The past five years marked the instantaneous rise and sudden decline of what amounted to the world's first highly paid, under-30 writer's colony. Not long after online magazine Salon burst into being in 1995, the city became the Promised Land of a sort of intellectual youth movement for the first time since the Summer of Love. Kids leaving college and possessing nothing but literary ambitions landed writing or editing jobs at engineers' wages. There were Web sites for every taste: text-packed health sites, editorial-strewn gift sites, fun-to-read sporty-lifestyle sites. There were girls' sites. There were joke sites. There were literary sites, news sites, news-cum-shopping-cum-chat sites. The kids went to lavish Web-launch raves every other night, and spent afternoons nursing adult-sized lattes talking about parties and articles and the publishing careers that were, by all appearances, forever theirs.
To be sure, the Web sites, and the writing that appeared on them, were more than occasionally trite, and fanciful, and often both. But the ultimate, combined result was a flowering of hundreds and thousands of editorial voices. Some were radical, others banal, some foolish, some brilliant; much of what the voices said was dreck, a bit of it was not -- just as is the case during every epoch of intellectual ferment.
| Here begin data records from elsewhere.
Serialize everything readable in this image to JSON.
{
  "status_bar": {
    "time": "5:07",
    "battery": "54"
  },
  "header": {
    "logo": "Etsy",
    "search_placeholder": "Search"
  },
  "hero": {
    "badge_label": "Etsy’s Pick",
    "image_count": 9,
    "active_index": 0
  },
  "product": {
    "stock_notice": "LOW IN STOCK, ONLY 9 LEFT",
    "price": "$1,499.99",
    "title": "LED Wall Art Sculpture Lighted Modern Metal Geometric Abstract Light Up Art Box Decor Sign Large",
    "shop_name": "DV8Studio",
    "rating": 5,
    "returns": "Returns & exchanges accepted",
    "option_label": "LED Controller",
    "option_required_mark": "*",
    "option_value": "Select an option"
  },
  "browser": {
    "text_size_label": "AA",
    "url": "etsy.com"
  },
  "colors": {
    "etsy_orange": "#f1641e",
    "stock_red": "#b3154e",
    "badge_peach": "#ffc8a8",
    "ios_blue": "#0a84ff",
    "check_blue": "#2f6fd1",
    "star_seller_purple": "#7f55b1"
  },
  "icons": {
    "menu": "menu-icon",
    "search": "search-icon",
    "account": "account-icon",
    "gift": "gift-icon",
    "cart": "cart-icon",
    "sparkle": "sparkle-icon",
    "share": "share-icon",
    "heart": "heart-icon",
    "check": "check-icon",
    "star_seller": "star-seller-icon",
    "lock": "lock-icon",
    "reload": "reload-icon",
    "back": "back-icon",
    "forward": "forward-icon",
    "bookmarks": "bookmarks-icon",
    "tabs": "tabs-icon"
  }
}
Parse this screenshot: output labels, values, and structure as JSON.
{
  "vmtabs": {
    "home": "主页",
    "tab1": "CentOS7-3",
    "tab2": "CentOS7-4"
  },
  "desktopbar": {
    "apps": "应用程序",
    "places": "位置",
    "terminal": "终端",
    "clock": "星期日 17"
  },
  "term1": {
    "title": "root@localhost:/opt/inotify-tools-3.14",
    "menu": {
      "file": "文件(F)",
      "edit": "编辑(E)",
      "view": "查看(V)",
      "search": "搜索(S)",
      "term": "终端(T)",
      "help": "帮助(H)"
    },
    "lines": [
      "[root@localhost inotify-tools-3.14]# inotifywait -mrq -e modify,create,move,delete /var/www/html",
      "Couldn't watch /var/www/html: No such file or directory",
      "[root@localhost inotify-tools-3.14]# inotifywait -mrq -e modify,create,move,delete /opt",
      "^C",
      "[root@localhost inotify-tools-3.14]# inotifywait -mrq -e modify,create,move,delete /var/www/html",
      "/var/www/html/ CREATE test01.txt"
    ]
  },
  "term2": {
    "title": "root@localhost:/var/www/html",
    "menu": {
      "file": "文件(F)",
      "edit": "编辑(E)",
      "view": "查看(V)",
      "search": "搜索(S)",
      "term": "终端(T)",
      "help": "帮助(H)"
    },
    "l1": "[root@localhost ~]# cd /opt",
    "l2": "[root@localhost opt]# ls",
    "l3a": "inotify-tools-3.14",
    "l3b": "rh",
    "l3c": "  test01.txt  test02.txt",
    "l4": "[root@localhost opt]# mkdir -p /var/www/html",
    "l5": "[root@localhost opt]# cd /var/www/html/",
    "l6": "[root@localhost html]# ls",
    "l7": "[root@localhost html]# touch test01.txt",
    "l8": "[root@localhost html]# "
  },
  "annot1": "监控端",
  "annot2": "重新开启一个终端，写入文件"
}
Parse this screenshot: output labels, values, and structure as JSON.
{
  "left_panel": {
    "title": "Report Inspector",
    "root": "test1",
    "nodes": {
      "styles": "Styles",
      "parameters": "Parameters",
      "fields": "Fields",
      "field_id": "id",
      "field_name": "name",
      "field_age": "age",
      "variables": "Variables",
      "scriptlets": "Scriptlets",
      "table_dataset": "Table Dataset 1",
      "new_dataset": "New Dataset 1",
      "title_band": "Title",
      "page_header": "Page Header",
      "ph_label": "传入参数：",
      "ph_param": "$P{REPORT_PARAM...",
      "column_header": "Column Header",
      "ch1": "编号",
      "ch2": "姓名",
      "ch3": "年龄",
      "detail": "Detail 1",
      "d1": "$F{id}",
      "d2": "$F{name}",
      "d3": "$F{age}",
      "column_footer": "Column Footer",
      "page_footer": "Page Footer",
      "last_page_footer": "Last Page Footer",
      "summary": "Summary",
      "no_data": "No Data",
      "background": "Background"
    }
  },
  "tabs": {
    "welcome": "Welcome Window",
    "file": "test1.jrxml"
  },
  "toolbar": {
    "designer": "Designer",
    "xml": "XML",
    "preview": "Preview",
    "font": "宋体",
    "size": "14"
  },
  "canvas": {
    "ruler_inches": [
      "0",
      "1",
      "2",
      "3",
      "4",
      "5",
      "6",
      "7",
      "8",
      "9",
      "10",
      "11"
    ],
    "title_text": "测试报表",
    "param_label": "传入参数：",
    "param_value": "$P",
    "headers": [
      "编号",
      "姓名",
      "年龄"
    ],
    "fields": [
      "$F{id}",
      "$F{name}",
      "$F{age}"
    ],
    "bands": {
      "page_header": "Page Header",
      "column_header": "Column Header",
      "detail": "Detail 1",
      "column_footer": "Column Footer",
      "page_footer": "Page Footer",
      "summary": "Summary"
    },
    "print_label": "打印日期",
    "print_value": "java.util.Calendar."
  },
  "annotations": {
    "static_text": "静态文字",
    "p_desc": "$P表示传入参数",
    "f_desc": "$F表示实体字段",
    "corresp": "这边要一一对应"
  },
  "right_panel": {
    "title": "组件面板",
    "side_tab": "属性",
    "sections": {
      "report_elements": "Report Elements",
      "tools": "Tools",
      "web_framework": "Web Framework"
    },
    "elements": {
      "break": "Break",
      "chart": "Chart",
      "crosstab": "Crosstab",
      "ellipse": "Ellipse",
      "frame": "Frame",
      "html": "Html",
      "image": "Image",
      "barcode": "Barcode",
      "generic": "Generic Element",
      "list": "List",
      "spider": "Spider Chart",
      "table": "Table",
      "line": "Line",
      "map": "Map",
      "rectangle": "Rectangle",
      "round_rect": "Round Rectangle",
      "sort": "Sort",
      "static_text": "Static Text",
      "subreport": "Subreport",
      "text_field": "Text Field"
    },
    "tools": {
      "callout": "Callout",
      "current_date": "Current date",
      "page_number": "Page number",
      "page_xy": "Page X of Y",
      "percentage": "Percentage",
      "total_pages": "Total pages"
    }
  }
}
Such moments are ephemeral. And the idea that launched a thousand sinking Internet ships -- that batches of editorial content on a Web site could attract "eyeballs" that could be sold to advertisers, or directed to e-commerce online purchasing opportunities -- has lost favor as a business strategy, because content/advertising/e-commerce sites have failed to make money by the dozen.
The mad extravagance and fanciful business plans are all but gone from San Francisco now. The economic illogic of banner ads and e-commerce icons that no one clicks on has already chased hundreds of Web start-ups to the grave, with hundreds more money-losers measuring their own coffins, as we speak. Without a doubt, content is no longer king. It's serf. And these dot-com Wunderkinder are cycling through the temp agencies, pondering boring, data-clerk desk jobs at tech firms, thinking about hightailing it home.
For those who stay, the jobs will be less writerly, less journalistic, less fun, recruiters say. The survivors will be those who have mastered "content management." A few ad blurbs here, a little html coding there. A few short, snappy sentences designed to get people to click swiftly from advertisement to sale. "The way you phrase a short sentence to get people to the next step is critical, in the same way a Madison Avenue copywriter understands how to cleanly deliver a concept in a short amount of time," one recruiter says.
Translation: The Dot-Com Spring, our city's moneyed version of a 1920s Left Bank, is pretty much over.
So today, as we awake from municipal elections whose debates were driven by a broad civic uneasiness with our local Internet boom, I think we should reflect on the perversity of the supposedly liberal side of those debates.
Thanks to the dot-com boom, for a brief while San Francisco was the site of an immense explosion of published voices -- an explosion that is exactly what any good liberal would hope for in a pluralist democracy. A preponderance of published voices is, perhaps more than anything else, what distinguishes open societies from closed, one-party states, and with the dot-com boom, we were briefly blessed with a megadose of voices of all stripes. Yet progressives of this city just hated this flowering of viewpoints, because (so they claimed) the dot-com companies that created the flowering were replacing traditional, gritty industries, and erasing San Francisco's past.